A verbatim reproduction of all the entries is needed.

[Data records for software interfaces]
*** Block opens ***
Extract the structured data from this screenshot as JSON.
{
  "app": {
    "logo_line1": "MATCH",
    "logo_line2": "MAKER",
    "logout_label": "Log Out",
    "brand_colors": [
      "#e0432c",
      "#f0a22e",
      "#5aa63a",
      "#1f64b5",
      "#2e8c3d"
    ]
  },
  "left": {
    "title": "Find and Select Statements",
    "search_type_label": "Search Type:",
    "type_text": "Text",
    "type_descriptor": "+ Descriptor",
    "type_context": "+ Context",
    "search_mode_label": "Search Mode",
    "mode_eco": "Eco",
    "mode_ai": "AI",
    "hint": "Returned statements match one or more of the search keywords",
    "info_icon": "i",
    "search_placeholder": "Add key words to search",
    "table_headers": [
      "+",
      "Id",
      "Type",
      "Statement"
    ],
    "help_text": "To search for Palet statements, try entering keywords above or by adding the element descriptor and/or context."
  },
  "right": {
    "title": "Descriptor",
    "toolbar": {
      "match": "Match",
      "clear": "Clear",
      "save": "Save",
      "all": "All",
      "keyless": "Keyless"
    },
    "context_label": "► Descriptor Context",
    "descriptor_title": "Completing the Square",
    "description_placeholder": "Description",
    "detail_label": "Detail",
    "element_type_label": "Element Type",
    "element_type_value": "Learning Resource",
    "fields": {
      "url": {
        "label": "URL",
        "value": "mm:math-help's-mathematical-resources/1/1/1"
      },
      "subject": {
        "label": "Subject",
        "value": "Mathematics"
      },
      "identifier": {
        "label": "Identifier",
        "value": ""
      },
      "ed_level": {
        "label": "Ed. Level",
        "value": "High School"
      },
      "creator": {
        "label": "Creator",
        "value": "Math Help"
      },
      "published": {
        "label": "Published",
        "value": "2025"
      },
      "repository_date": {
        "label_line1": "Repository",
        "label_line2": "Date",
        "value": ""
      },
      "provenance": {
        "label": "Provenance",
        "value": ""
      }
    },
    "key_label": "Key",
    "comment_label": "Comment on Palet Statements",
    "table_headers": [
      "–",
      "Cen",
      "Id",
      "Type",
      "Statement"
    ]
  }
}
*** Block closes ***
* Solution for this problem *
Extract the structured data from this screenshot as JSON.
{
  "app": {
    "logo_line1": "MATCH",
    "logo_line2": "MAKER",
    "logout_label": "Log Out",
    "brand_colors": [
      "#e0432c",
      "#f0a22e",
      "#5aa63a",
      "#1f64b5",
      "#2e8c3d"
    ]
  },
  "left": {
    "title": "Find and Select Statements",
    "search_type_label": "Search Type:",
    "type_text": "Text",
    "type_descriptor": "+ Descriptor",
    "type_context": "+ Context",
    "search_mode_label": "Search Mode",
    "mode_eco": "Eco",
    "mode_ai": "AI",
    "hint": "Returned statements match one or more of the search keywords",
    "info_icon": "i",
    "search_placeholder": "Add key words to search",
    "table_headers": [
      "+",
      "Id",
      "Type",
      "Statement"
    ],
    "help_text": "To search for Palet statements, try entering keywords above or by adding the element descriptor and/or context."
  },
  "right": {
    "title": "Descriptor",
    "toolbar": {
      "match": "Match",
      "clear": "Clear",
      "save": "Save",
      "all": "All",
      "keyless": "Keyless"
    },
    "context_label": "► Descriptor Context",
    "descriptor_title": "Completing the Square",
    "description_placeholder": "Description",
    "detail_label": "Detail",
    "element_type_label": "Element Type",
    "element_type_value": "Learning Resource",
    "fields": {
      "url": {
        "label": "URL",
        "value": "mm:math-help's-mathematical-resources/1/1/1"
      },
      "subject": {
        "label": "Subject",
        "value": "Mathematics"
      },
      "identifier": {
        "label": "Identifier",
        "value": ""
      },
      "ed_level": {
        "label": "Ed. Level",
        "value": "High School"
      },
      "creator": {
        "label": "Creator",
        "value": "Math Help"
      },
      "published": {
        "label": "Published",
        "value": "2025"
      },
      "repository_date": {
        "label_line1": "Repository",
        "label_line2": "Date",
        "value": ""
      },
      "provenance": {
        "label": "Provenance",
        "value": ""
      }
    },
    "key_label": "Key",
    "comment_label": "Comment on Palet Statements",
    "table_headers": [
      "–",
      "Cen",
      "Id",
      "Type",
      "Statement"
    ]
  }
}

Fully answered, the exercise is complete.